The demand for fins, overfishing, and human disturbance threaten shark populations. It is important not to eat shark fin soup and to know which fish species you purchase at the market. A quarter of the world’s shark species are currently threatened with extinction, as over 100 million sharks are killed each year by fisheries alone! In addition, climate change is forcing sharks to move to waters they are not familiar with. Though climate change dramatically affects the shark habitat and behavior, commercial fishing remains the greatest threat to the shark population.


The Sharks lesson plan includes two worksheets: an activity worksheet and a practice worksheet. Each one will help students solidify their grasp of the material they learned throughout the lesson. You can refer to the classroom procedure guidelines to know when to hand out each worksheet.
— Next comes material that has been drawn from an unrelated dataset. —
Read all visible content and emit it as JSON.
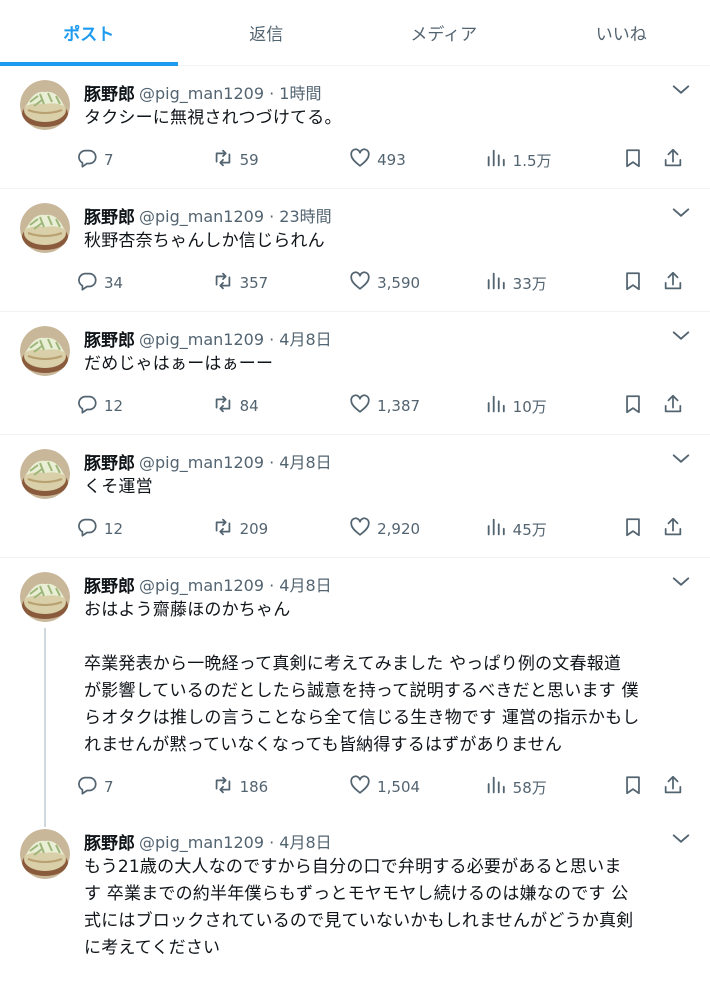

For the activity, students will choose a shark species to write about. Using the template on the worksheet, they will write a story about their chosen species from the shark’s point of view. They must include facts about the shark’s habitat and diet as well. Students can share their stories with the class once everyone finishes.


The practice worksheet requires students to answer a series of 11 questions. These questions all relate to the content pages, so students will need to refer to them often for the answers. In addition, each question provides which reading tool the question corresponds to, such as text feature, vocabulary, or comprehension.

Worksheet Answer Keys

At the end of the lesson plan document is an answer key for the practice worksheet. The correct answers are all in red to make it easier for you to compare them with students’ responses. If you choose to administer the lesson pages to your students via PDF, you will need to save a new file that omits these pages. Otherwise, you can simply print out the applicable pages and keep these as reference for yourself when grading assignments.

Additional information


3rd Grade, 4th Grade, 5th Grade


Science, High-Interest Reading

State Educational Standards


Lessons are aligned to meet the education objectives and goals of most states. For more information on your state objectives, contact your local Board of Education or Department of Education in your state.